Yet other commentators believe that it is precisely because the stakes have been raised so high that Delhi is keen not to further antagonise relations further.
India, they say, is first and foremost trying to rebuild relations with Kabul which all but collapsed in 1980 when Afghanistan was plunged into political turmoil.
According to Surenra Arora, a foreign affairs official with India's ruling BJP party, the decision to help Afghanistan has nothing to do with isolating Pakistan.
Even if India and Afghanistan do tie up, it is unlikely to isolate Pakistan geopolitically, says Radha Kumar, an analyst at the New York-based Council on Foreign Relations, unless "the two countries were to jointly embargo and blockade Pakistan or if Pakistan were to declare war on both countries at the same time, which is ... unlikely."

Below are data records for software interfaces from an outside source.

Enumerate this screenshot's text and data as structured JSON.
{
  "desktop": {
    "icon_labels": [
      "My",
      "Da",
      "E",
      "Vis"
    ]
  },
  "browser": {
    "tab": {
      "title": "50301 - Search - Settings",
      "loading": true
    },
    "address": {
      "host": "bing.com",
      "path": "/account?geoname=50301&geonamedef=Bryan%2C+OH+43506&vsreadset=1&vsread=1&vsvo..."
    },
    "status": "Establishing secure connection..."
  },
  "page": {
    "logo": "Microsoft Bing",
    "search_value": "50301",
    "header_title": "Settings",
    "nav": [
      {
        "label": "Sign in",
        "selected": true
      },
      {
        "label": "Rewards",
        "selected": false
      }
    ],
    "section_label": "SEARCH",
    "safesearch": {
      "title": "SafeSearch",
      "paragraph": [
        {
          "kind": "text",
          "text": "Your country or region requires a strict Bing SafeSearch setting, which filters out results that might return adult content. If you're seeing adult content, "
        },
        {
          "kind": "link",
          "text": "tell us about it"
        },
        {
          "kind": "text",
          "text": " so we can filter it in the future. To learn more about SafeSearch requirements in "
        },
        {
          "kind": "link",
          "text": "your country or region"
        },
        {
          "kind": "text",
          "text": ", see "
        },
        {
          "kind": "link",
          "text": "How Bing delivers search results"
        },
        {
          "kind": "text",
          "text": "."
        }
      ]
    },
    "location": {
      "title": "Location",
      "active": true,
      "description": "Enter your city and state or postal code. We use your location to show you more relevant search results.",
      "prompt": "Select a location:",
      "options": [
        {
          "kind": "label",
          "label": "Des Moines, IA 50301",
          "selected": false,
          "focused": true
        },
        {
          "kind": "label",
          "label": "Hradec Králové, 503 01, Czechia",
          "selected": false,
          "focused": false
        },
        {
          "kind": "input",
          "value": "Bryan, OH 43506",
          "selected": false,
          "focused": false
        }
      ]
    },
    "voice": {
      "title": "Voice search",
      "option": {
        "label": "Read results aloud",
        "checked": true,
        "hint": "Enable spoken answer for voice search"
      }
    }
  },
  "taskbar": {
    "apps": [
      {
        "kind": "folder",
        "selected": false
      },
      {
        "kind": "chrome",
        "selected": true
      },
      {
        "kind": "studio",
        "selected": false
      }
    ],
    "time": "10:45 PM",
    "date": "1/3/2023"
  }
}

While Kabul is unlikely to want to work against Islamabad, it has plenty of reasons for wanting to keep it at distance. Suspicious of Pakistan for its support of the Taleban, Hamid Karzai, head of Afghanistan's interim council, also carries a grudge against Islamabad for trying to undermine the transitional authority.
Pakistani leaders tried to pre-empt the Bonn talks by proposing to set up a Loya Jirga in Peshawar. Then, during the talks, they accused the interim administration of illegitimacy on the grounds of inadequate ethnic representation.
In fact, Afghanistan's interim council members believe there are even more efforts underway by Islamabad to undermine the Kabul administration. They believe that a strong alignment with India and other countries, including the United States and Russia, could stop Pakistan from meddling in Kabul's affairs.
Meanwhile, India has a number of other reasons why it wants Afghanistan as an ally beyond that of repairing traditional ties. In particular, it wants to be sure that the country is not used again as a training ground for Kashmiri militants. There is also the question of securing some control over smuggling and money-laundering routes stretching from Afghanistan.
With these interests in mind, India has been quick to follow up on its initial advances. It pledged 200 million US dollars at the Tokyo donors' conference in mid-January and arranged for emergency deliveries of one million tons of grain.
Talks held during the Tokyo conference also secured Indian government assurances of help in training up civil servants, police and security forces, as well as building schools and clinics around the country.
India, then, is keen to support Kabul, but Karzai, notwithstanding his grudges against Pakistan, must not allow his growing ties with Delhi alienate Islamabad. If he is to rebuild Afghanistan economically, politically and socially, he must balance relations with his two powerful neighbours.
A good three-way relationship between India, Afghanistan and Pakistan will be beneficial to all, said Arora, as it could lead to better regional cooperation. "We would like Pakistan to be a part of our growing relationship with Afghanistan," she said.
Agam Shah is a freelance journalist based in Mumbai
- Europe & Eurasia
- Latin America
- Middle East & North Africa
- Focus Pages
- Training & Resources
- Print Publications
- IWPR Spotlight